Open Letter to the Games Industry

An open letter to individuals and companies, who worked, or currently work in the games industry.

Dear All,

We are a group of dedicated individuals that believe that such an important part of computer gaming history could be lost forever unless it is prevented by an active preservation campaign. This part of history is, of course, the age of the floppy disk.

Coming mostly from the games industry ourselves we likely have a similar view on what is generally available today in the form of pirated material from the time. Indeed, most is nothing short of graffiti, often with credits replaced and errors thrown in. It is frustration at this state of affairs that prompted us to do something, anything, to prevent a day when these are the only copies left for historians and enthusiasts to study.

If you have written, produced or published a commercial floppy disk-based game, and are thinking about getting it preserved as it should be, then we offer an invaluable service. Even if you still have unprotected masters of your game, how can you guarantee errors have not developed over the last ten years or so? Other than never using it, can you tell if somehow the data has been modified since it was originally written? We can do both these things, as well as ensure your game is no longer bound to its media prison - it does not matter what kind of copy protection or disk format it may use.

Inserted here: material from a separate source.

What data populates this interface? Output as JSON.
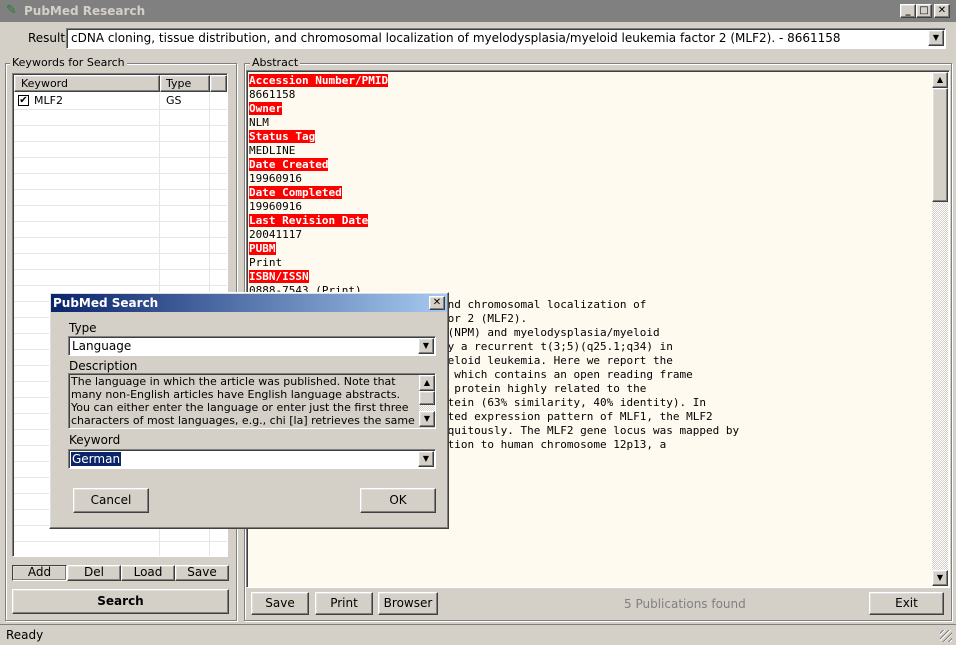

As you may have realised, there is no technology around that can completely and generically describe and store any floppy disk. There may be similar elements in government sectors that use extremely expensive equipment like that used in Magnetic Force Microscopy, but the description software is likely to be only for PC based disk formats. Our technology can be used for floppy media of any platform and type and is available for use right now.

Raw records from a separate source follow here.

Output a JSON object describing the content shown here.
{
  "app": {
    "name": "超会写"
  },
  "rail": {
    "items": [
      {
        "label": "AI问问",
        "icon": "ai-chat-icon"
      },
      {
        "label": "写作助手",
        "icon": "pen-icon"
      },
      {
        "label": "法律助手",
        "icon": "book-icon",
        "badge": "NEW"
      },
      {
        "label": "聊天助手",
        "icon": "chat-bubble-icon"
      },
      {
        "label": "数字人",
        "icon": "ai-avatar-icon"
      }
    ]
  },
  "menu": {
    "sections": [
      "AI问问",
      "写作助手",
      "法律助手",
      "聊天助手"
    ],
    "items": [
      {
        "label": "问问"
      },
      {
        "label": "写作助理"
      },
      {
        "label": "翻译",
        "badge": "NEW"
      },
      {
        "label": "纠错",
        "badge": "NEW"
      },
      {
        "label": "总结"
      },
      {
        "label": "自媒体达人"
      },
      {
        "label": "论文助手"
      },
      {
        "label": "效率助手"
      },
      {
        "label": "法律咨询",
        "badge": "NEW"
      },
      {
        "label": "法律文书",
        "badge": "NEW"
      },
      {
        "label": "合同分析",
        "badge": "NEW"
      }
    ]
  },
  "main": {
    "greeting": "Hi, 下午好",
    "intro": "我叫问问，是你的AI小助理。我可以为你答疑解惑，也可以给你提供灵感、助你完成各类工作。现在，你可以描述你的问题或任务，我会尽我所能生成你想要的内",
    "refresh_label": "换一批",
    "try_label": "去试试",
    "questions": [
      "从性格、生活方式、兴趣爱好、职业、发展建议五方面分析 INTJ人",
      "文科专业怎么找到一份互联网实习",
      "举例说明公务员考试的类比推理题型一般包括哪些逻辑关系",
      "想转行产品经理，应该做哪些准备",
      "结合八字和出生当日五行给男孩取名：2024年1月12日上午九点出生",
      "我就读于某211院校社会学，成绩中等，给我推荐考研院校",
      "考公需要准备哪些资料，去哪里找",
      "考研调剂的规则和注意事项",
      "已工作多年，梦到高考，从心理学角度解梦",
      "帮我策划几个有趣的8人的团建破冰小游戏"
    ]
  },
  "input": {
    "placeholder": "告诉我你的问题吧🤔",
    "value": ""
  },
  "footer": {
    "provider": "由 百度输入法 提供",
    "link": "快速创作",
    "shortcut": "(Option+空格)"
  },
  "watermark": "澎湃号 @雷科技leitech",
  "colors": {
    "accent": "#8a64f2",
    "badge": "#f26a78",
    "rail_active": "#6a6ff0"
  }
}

People such as yourselves are likely aware of the problems of preserving these titles, and still find that their effort remains unsupported by the industry, especially since as far as most are concerned, their aim is technically impossible. Together we can help focus these efforts, even form a lobby group proving the technology does exist (so long as it is not marked as others achievement in any context) and that it is a very effective tool.

An industry accepted digital library of the evolution of computer gaming is long overdue. Too long has this important issue been ignored due to the technical challenges imposed to even get started. Likely discussions in various circles raised the same issues, but action was never taken. It is better that we do what needs to be done technically and think about the political issues later, rather that than finally agreeing on a course of action after so many games have been lost.

Now the implementation is out of the way this is no longer an issue that needs to be addressed, thanks to several years of intensive research that we dedicated ourselves to do. We should now go on from here to work on solutions for the more social aspects of the problem, specifically: education, collaboration and copyrights.

In respect to the last, it is important to note, that preservation does not imply making intellectual property public or free. It does mean that in the future, companies and individual authors will at least have a choice about how they can exploit their games, rather than any choice being taken away by the natural degradation of the media. This can of course be for financial reasons, or purely for historical documentation.

Please feel free to contact us in regard to any specific queries. You may also like to browse our extensive knowledge base to learn more about what we do.

We hope you can join us in our pursuit. With enough people, we can together accomplish some wonderful things.

Yours sincerely,

István Fábián
The Software Preservation Society